This collaboration went ahead anyway, the result being We Dwell in Possibility. While common in the art world and especially in a festival context, such a partnership isn’t common in gaming, and co-production with a festival is especially rare. “Usually it’s either a company helping you make something and then taking a bunch of money or giving you money and then not helping you.”
The unusual nature of the co-production is what attracted Yang to it. The festival’s producer, Steph Clark, connected him with the game’s composer, aya, and the illustrator, Eleanor Davis, who he credits as the game’s co-designer. “It was basically just me and Eleanor for the most part, spitballing over emails, sending each other stuff and figuring out what we wanted this thing to be organically.”
One of the game’s main inspirations was Kids, a crowd simulation game where the player can direct mobs of people running around on the screen. Yang believes the game serves as an abstract commentary on society, mobs and how crowds form. “We both really liked that structure, because it’s very accessible, very approachable. Anybody can play Kids, it’s not a hardcore shooter.”
Their vision for We Dwell in Possibility was a lot more colourful, however, and they also wanted it to be more political. “We didn’t want an oblique political reference, we wanted to be clear what we meant. We didn’t want to be like, ‘Oh does this hole symbolise Brexit or critical race theory.’
“In video games, there’s a caution and a stigma against being political and trying to hide the politics behind genre – whether it’s historical, fantasy or science fiction. We wanted the politics of the game to feel instinctual. Do you want this statue here or not? The game asks you that, and it’s the decision that faces a lot of places and communities all around the world.”
This work is important for Yang as well.
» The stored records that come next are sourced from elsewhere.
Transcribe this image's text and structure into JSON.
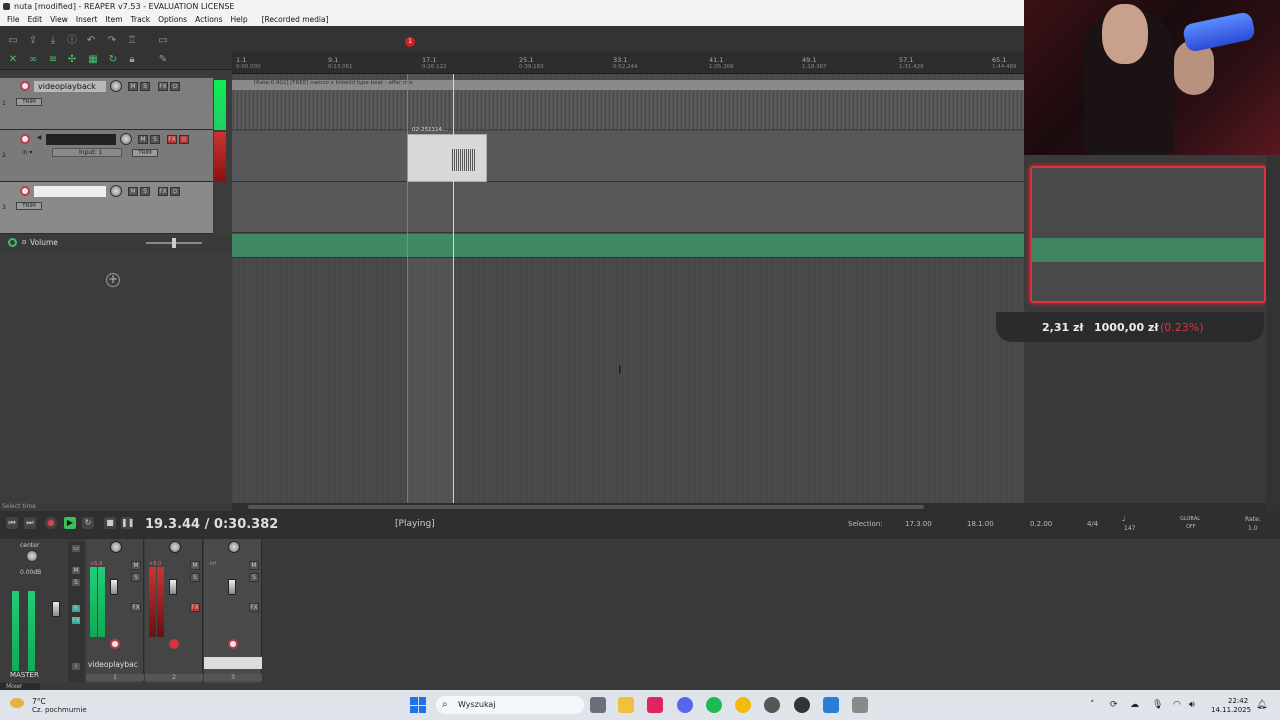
{
  "window": {
    "title": "nuta [modified] - REAPER v7.53 - EVALUATION LICENSE"
  },
  "menu": [
    "File",
    "Edit",
    "View",
    "Insert",
    "Item",
    "Track",
    "Options",
    "Actions",
    "Help",
    "[Recorded media]"
  ],
  "ruler": {
    "marks": [
      {
        "bar": "1.1",
        "time": "0:00.000"
      },
      {
        "bar": "9.1",
        "time": "0:13.061"
      },
      {
        "bar": "17.1",
        "time": "0:26.122"
      },
      {
        "bar": "25.1",
        "time": "0:39.183"
      },
      {
        "bar": "33.1",
        "time": "0:52.244"
      },
      {
        "bar": "41.1",
        "time": "1:05.306"
      },
      {
        "bar": "49.1",
        "time": "1:18.367"
      },
      {
        "bar": "57.1",
        "time": "1:31.428"
      },
      {
        "bar": "65.1",
        "time": "1:44.489"
      }
    ],
    "marker_label": "1"
  },
  "tracks": [
    {
      "num": "1",
      "name": "videoplayback",
      "trim": "TRIM"
    },
    {
      "num": "2",
      "name": "",
      "input": "Input: 1",
      "trim": "TRIM"
    },
    {
      "num": "3",
      "name": "",
      "trim": "TRIM"
    }
  ],
  "items": {
    "item1_label": "[Rate:0.902] [FREE] namco x kidwild type beat - affer mix",
    "item2_label": "02-251114..."
  },
  "envelope": {
    "label": "Volume"
  },
  "transport": {
    "time": "19.3.44 / 0:30.382",
    "status": "[Playing]",
    "selection_label": "Selection:",
    "sel_start": "17.3.00",
    "sel_end": "18.1.00",
    "sel_length": "0.2.00",
    "time_sig": "4/4",
    "bpm": "147",
    "global_label": "GLOBAL",
    "global_state": "OFF",
    "rate_label": "Rate:",
    "rate_value": "1.0",
    "select_time": "Select time"
  },
  "mixer": {
    "master_pan": "center",
    "master_db": "0.00dB",
    "master_label": "MASTER",
    "tab_label": "Mixer",
    "strips": [
      {
        "name": "videoplaybac",
        "num": "1",
        "peak": "+5.9"
      },
      {
        "name": "",
        "num": "2",
        "peak": "+8.0"
      },
      {
        "name": "",
        "num": "3",
        "peak": "-inf"
      }
    ]
  },
  "stream_overlay": {
    "current": "2,31 zł",
    "goal": "1000,00 zł",
    "percent": "(0.23%)"
  },
  "taskbar": {
    "weather_temp": "7°C",
    "weather_desc": "Cz. pochmurnie",
    "search_placeholder": "Wyszukaj",
    "clock_time": "22:42",
    "clock_date": "14.11.2025"
  },
  "colors": {
    "accent_green": "#3f8a63",
    "record_red": "#e23040",
    "play_cursor": "#f0e050"
  }
}
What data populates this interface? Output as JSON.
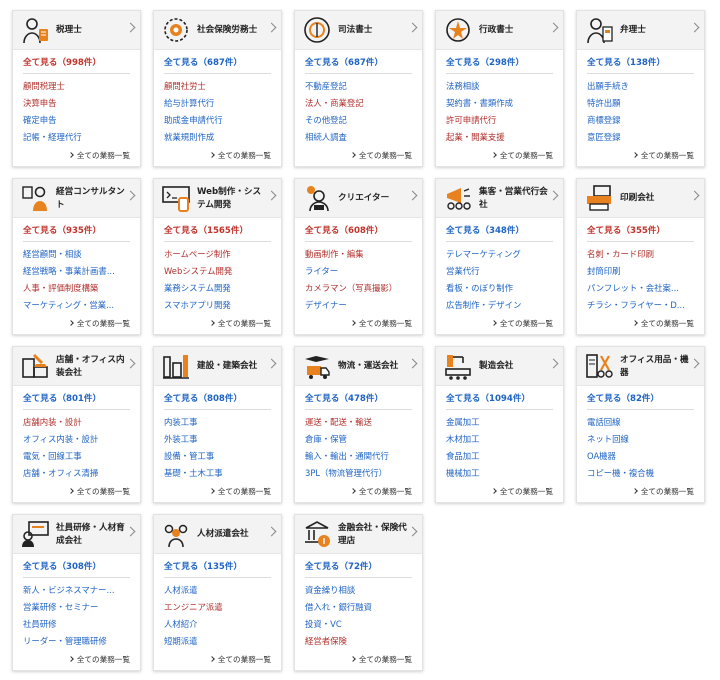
{
  "more_label": "全ての業務一覧",
  "colors": {
    "red": "#b0302c",
    "blue": "#1f64c4",
    "orange": "#e8821e"
  },
  "cards": [
    {
      "title": "税理士",
      "icon": "tax-accountant-icon",
      "see_all": "全て見る（998件）",
      "tone": "red",
      "items": [
        {
          "t": "顧問税理士",
          "c": "red"
        },
        {
          "t": "決算申告",
          "c": "red"
        },
        {
          "t": "確定申告",
          "c": "blue"
        },
        {
          "t": "記帳・経理代行",
          "c": "blue"
        }
      ]
    },
    {
      "title": "社会保険労務士",
      "icon": "labor-consultant-icon",
      "see_all": "全て見る（687件）",
      "tone": "blue",
      "items": [
        {
          "t": "顧問社労士",
          "c": "red"
        },
        {
          "t": "給与計算代行",
          "c": "blue"
        },
        {
          "t": "助成金申請代行",
          "c": "blue"
        },
        {
          "t": "就業規則作成",
          "c": "blue"
        }
      ]
    },
    {
      "title": "司法書士",
      "icon": "judicial-scrivener-icon",
      "see_all": "全て見る（687件）",
      "tone": "blue",
      "items": [
        {
          "t": "不動産登記",
          "c": "blue"
        },
        {
          "t": "法人・商業登記",
          "c": "red"
        },
        {
          "t": "その他登記",
          "c": "blue"
        },
        {
          "t": "相続人調査",
          "c": "blue"
        }
      ]
    },
    {
      "title": "行政書士",
      "icon": "administrative-scrivener-icon",
      "see_all": "全て見る（298件）",
      "tone": "blue",
      "items": [
        {
          "t": "法務相談",
          "c": "blue"
        },
        {
          "t": "契約書・書類作成",
          "c": "blue"
        },
        {
          "t": "許可申請代行",
          "c": "red"
        },
        {
          "t": "起業・開業支援",
          "c": "red"
        }
      ]
    },
    {
      "title": "弁理士",
      "icon": "patent-attorney-icon",
      "see_all": "全て見る（138件）",
      "tone": "blue",
      "items": [
        {
          "t": "出願手続き",
          "c": "blue"
        },
        {
          "t": "特許出願",
          "c": "blue"
        },
        {
          "t": "商標登録",
          "c": "blue"
        },
        {
          "t": "意匠登録",
          "c": "blue"
        }
      ]
    },
    {
      "title": "経営コンサルタント",
      "icon": "management-consultant-icon",
      "see_all": "全て見る（935件）",
      "tone": "red",
      "items": [
        {
          "t": "経営顧問・相談",
          "c": "blue"
        },
        {
          "t": "経営戦略・事業計画書...",
          "c": "blue"
        },
        {
          "t": "人事・評価制度構築",
          "c": "red"
        },
        {
          "t": "マーケティング・営業...",
          "c": "blue"
        }
      ]
    },
    {
      "title": "Web制作・システム開発",
      "icon": "web-development-icon",
      "see_all": "全て見る（1565件）",
      "tone": "red",
      "items": [
        {
          "t": "ホームページ制作",
          "c": "red"
        },
        {
          "t": "Webシステム開発",
          "c": "red"
        },
        {
          "t": "業務システム開発",
          "c": "blue"
        },
        {
          "t": "スマホアプリ開発",
          "c": "blue"
        }
      ]
    },
    {
      "title": "クリエイター",
      "icon": "creator-icon",
      "see_all": "全て見る（608件）",
      "tone": "red",
      "items": [
        {
          "t": "動画制作・編集",
          "c": "red"
        },
        {
          "t": "ライター",
          "c": "blue"
        },
        {
          "t": "カメラマン（写真撮影）",
          "c": "red"
        },
        {
          "t": "デザイナー",
          "c": "blue"
        }
      ]
    },
    {
      "title": "集客・営業代行会社",
      "icon": "sales-agency-icon",
      "see_all": "全て見る（348件）",
      "tone": "blue",
      "items": [
        {
          "t": "テレマーケティング",
          "c": "blue"
        },
        {
          "t": "営業代行",
          "c": "blue"
        },
        {
          "t": "看板・のぼり制作",
          "c": "blue"
        },
        {
          "t": "広告制作・デザイン",
          "c": "blue"
        }
      ]
    },
    {
      "title": "印刷会社",
      "icon": "printing-company-icon",
      "see_all": "全て見る（355件）",
      "tone": "red",
      "items": [
        {
          "t": "名刺・カード印刷",
          "c": "red"
        },
        {
          "t": "封筒印刷",
          "c": "blue"
        },
        {
          "t": "パンフレット・会社案...",
          "c": "blue"
        },
        {
          "t": "チラシ・フライヤー・D...",
          "c": "blue"
        }
      ]
    },
    {
      "title": "店舗・オフィス内装会社",
      "icon": "interior-company-icon",
      "see_all": "全て見る（801件）",
      "tone": "blue",
      "items": [
        {
          "t": "店舗内装・設計",
          "c": "red"
        },
        {
          "t": "オフィス内装・設計",
          "c": "blue"
        },
        {
          "t": "電気・回線工事",
          "c": "blue"
        },
        {
          "t": "店舗・オフィス清掃",
          "c": "blue"
        }
      ]
    },
    {
      "title": "建設・建築会社",
      "icon": "construction-company-icon",
      "see_all": "全て見る（808件）",
      "tone": "blue",
      "items": [
        {
          "t": "内装工事",
          "c": "blue"
        },
        {
          "t": "外装工事",
          "c": "blue"
        },
        {
          "t": "設備・管工事",
          "c": "blue"
        },
        {
          "t": "基礎・土木工事",
          "c": "blue"
        }
      ]
    },
    {
      "title": "物流・運送会社",
      "icon": "logistics-company-icon",
      "see_all": "全て見る（478件）",
      "tone": "blue",
      "items": [
        {
          "t": "運送・配送・輸送",
          "c": "red"
        },
        {
          "t": "倉庫・保管",
          "c": "blue"
        },
        {
          "t": "輸入・輸出・通関代行",
          "c": "blue"
        },
        {
          "t": "3PL（物流管理代行）",
          "c": "blue"
        }
      ]
    },
    {
      "title": "製造会社",
      "icon": "manufacturing-company-icon",
      "see_all": "全て見る（1094件）",
      "tone": "blue",
      "items": [
        {
          "t": "金属加工",
          "c": "blue"
        },
        {
          "t": "木材加工",
          "c": "blue"
        },
        {
          "t": "食品加工",
          "c": "blue"
        },
        {
          "t": "機械加工",
          "c": "blue"
        }
      ]
    },
    {
      "title": "オフィス用品・機器",
      "icon": "office-supplies-icon",
      "see_all": "全て見る（82件）",
      "tone": "blue",
      "items": [
        {
          "t": "電話回線",
          "c": "blue"
        },
        {
          "t": "ネット回線",
          "c": "blue"
        },
        {
          "t": "OA機器",
          "c": "blue"
        },
        {
          "t": "コピー機・複合機",
          "c": "blue"
        }
      ]
    },
    {
      "title": "社員研修・人材育成会社",
      "icon": "employee-training-icon",
      "see_all": "全て見る（308件）",
      "tone": "blue",
      "items": [
        {
          "t": "新人・ビジネスマナー...",
          "c": "blue"
        },
        {
          "t": "営業研修・セミナー",
          "c": "blue"
        },
        {
          "t": "社員研修",
          "c": "blue"
        },
        {
          "t": "リーダー・管理職研修",
          "c": "blue"
        }
      ]
    },
    {
      "title": "人材派遣会社",
      "icon": "staffing-agency-icon",
      "see_all": "全て見る（135件）",
      "tone": "blue",
      "items": [
        {
          "t": "人材派遣",
          "c": "blue"
        },
        {
          "t": "エンジニア派遣",
          "c": "red"
        },
        {
          "t": "人材紹介",
          "c": "blue"
        },
        {
          "t": "短期派遣",
          "c": "blue"
        }
      ]
    },
    {
      "title": "金融会社・保険代理店",
      "icon": "finance-insurance-icon",
      "see_all": "全て見る（72件）",
      "tone": "blue",
      "items": [
        {
          "t": "資金繰り相談",
          "c": "blue"
        },
        {
          "t": "借入れ・銀行融資",
          "c": "blue"
        },
        {
          "t": "投資・VC",
          "c": "blue"
        },
        {
          "t": "経営者保険",
          "c": "red"
        }
      ]
    }
  ]
}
He didn’t grow up with a lot of games about being gay, or what his sexuality or race might mean. “It’s really important to have a game that talks about identity and politics directly, that reflects on the real world and isn’t scared of that connection. If video games are art, they have to say something about the human condition, right?”
In that way, Yang’s games are depressingly radical. It’s only this year that Ubisoft made a statement that the latest entry in the Far Cry series, where the player generally fights to topple a tyrannical despot, was “unequivocally political”. This is only a few years after the company took pains to distance itself from any politics in Far Cry 5 (about a white supremacist cult in Montana) and Tom Clancy’s The Division 2 (about a government agency maintaining order in a time of anarchy).
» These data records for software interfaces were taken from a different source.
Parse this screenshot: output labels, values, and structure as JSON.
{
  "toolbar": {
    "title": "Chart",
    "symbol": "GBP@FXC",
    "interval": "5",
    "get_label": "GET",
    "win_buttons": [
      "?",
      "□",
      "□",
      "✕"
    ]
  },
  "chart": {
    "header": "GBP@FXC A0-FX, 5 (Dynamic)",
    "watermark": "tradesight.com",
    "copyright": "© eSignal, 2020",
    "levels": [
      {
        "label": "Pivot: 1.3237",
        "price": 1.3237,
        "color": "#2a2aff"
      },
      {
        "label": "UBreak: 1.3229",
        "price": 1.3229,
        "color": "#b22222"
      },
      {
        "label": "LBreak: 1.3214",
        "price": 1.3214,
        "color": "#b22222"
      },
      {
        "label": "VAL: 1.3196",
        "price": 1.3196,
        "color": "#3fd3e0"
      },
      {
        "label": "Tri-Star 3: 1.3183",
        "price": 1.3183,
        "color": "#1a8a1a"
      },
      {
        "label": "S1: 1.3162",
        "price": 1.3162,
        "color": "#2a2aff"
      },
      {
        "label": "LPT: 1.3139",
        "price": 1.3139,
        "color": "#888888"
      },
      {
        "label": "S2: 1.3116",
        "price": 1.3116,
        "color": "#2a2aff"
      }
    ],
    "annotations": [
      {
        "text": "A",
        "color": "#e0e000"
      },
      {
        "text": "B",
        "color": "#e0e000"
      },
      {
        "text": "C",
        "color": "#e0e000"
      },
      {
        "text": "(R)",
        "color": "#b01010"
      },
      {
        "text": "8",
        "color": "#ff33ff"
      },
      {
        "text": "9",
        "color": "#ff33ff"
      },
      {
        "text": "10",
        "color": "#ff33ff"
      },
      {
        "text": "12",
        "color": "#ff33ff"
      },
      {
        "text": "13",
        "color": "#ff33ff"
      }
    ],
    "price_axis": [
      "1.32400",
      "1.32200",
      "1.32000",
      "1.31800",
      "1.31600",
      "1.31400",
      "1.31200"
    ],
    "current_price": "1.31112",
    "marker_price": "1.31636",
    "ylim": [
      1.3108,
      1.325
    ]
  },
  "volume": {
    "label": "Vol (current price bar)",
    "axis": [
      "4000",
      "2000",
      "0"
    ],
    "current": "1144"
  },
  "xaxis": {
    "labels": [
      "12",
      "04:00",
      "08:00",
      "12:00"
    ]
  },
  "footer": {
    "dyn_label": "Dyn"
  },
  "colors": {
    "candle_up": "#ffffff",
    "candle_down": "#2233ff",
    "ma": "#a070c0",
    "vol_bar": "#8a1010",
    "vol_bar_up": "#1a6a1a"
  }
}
To have a developer making games that aren’t accidentally political, but intentionally so, is revolutionary. Whether it’s dicks as guns, jacking off a car or building a community in 10 minutes flat, it matters. Yang points out, rightly, he’s not the only person doing it, and name-checks Christine Love, the creator of some of the best titled games of all time: Digital: A Love Story, don’t take it personally babe it just ain’t your story, and the upcoming Get in The Car Loser!
As well as having that deeper societal relevance, Yang’s games are accessible and immediate in a way that many big-budget, ostensibly mainstream games are not. They’re quick, they’re fast, and you get the point really quickly. Stick Shift – the jack-off gay car game – in particular was apparently incredibly popular with mums on an exhibition floor in the UK. “They would just go in there, shoo their kids away and then just laugh amongst themselves and play this game.”
With Yang’s work, you spend more time reflecting on your experience with them than you do playing them. That’s the point of art, right?